## Assignment
Exclude the images, then return every line below exactly as written.
Start of Information shown
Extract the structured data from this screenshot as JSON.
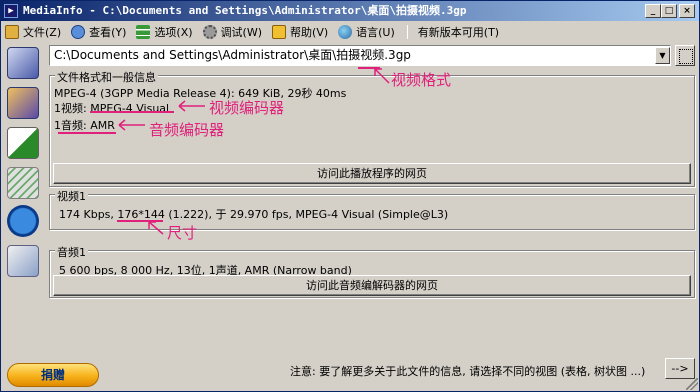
{
  "window": {
    "title": "MediaInfo - C:\\Documents and Settings\\Administrator\\桌面\\拍摄视频.3gp",
    "minimize": "_",
    "maximize": "□",
    "close": "×"
  },
  "menu": {
    "items": [
      {
        "label": "文件(Z)",
        "icon": "folder-icon",
        "color": "#c89a3a"
      },
      {
        "label": "查看(Y)",
        "icon": "eye-icon",
        "color": "#4a7ec8"
      },
      {
        "label": "选项(X)",
        "icon": "options-icon",
        "color": "#3a9a3a"
      },
      {
        "label": "调试(W)",
        "icon": "debug-icon",
        "color": "#8a8a8a"
      },
      {
        "label": "帮助(V)",
        "icon": "help-icon",
        "color": "#d4a020"
      },
      {
        "label": "语言(U)",
        "icon": "globe-icon",
        "color": "#3a8ac8"
      }
    ],
    "new_version": "有新版本可用(T)"
  },
  "path": {
    "value": "C:\\Documents and Settings\\Administrator\\桌面\\拍摄视频.3gp"
  },
  "general": {
    "title": "文件格式和一般信息",
    "format_line": "MPEG-4 (3GPP Media Release 4): 649 KiB, 29秒 40ms",
    "video_line": "1视频: MPEG-4 Visual",
    "audio_line": "1音频: AMR",
    "button": "访问此播放程序的网页"
  },
  "video": {
    "title": "视频1",
    "info_line": "174 Kbps, 176*144 (1.222), 于 29.970 fps, MPEG-4 Visual (Simple@L3)"
  },
  "audio": {
    "title": "音频1",
    "info_line": "5 600 bps, 8 000 Hz, 13位, 1声道, AMR (Narrow band)",
    "button": "访问此音频编解码器的网页"
  },
  "annotations": {
    "format": "视频格式",
    "video_codec": "视频编码器",
    "audio_codec": "音频编码器",
    "size": "尺寸",
    "color": "#e0207a"
  },
  "footer": {
    "donate": "捐赠",
    "note": "注意: 要了解更多关于此文件的信息, 请选择不同的视图 (表格, 树状图 ...)",
    "next": "-->"
  }
}
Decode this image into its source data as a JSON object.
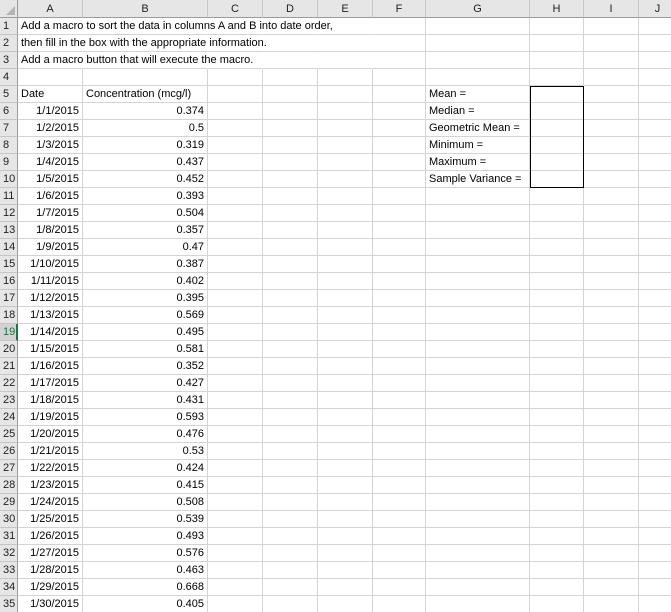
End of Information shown
## Response box
Extract the structured data from this screenshot as JSON.
{
  "window": {
    "title": "MediaInfo - C:\\Documents and Settings\\Administrator\\桌面\\拍摄视频.3gp",
    "minimize": "_",
    "maximize": "□",
    "close": "×"
  },
  "menu": {
    "items": [
      {
        "label": "文件(Z)",
        "icon": "folder-icon",
        "color": "#c89a3a"
      },
      {
        "label": "查看(Y)",
        "icon": "eye-icon",
        "color": "#4a7ec8"
      },
      {
        "label": "选项(X)",
        "icon": "options-icon",
        "color": "#3a9a3a"
      },
      {
        "label": "调试(W)",
        "icon": "debug-icon",
        "color": "#8a8a8a"
      },
      {
        "label": "帮助(V)",
        "icon": "help-icon",
        "color": "#d4a020"
      },
      {
        "label": "语言(U)",
        "icon": "globe-icon",
        "color": "#3a8ac8"
      }
    ],
    "new_version": "有新版本可用(T)"
  },
  "path": {
    "value": "C:\\Documents and Settings\\Administrator\\桌面\\拍摄视频.3gp"
  },
  "general": {
    "title": "文件格式和一般信息",
    "format_line": "MPEG-4 (3GPP Media Release 4): 649 KiB, 29秒 40ms",
    "video_line": "1视频: MPEG-4 Visual",
    "audio_line": "1音频: AMR",
    "button": "访问此播放程序的网页"
  },
  "video": {
    "title": "视频1",
    "info_line": "174 Kbps, 176*144 (1.222), 于 29.970 fps, MPEG-4 Visual (Simple@L3)"
  },
  "audio": {
    "title": "音频1",
    "info_line": "5 600 bps, 8 000 Hz, 13位, 1声道, AMR (Narrow band)",
    "button": "访问此音频编解码器的网页"
  },
  "annotations": {
    "format": "视频格式",
    "video_codec": "视频编码器",
    "audio_codec": "音频编码器",
    "size": "尺寸",
    "color": "#e0207a"
  },
  "footer": {
    "donate": "捐赠",
    "note": "注意: 要了解更多关于此文件的信息, 请选择不同的视图 (表格, 树状图 ...)",
    "next": "-->"
  }
}
Decode this image into its source data as a JSON object.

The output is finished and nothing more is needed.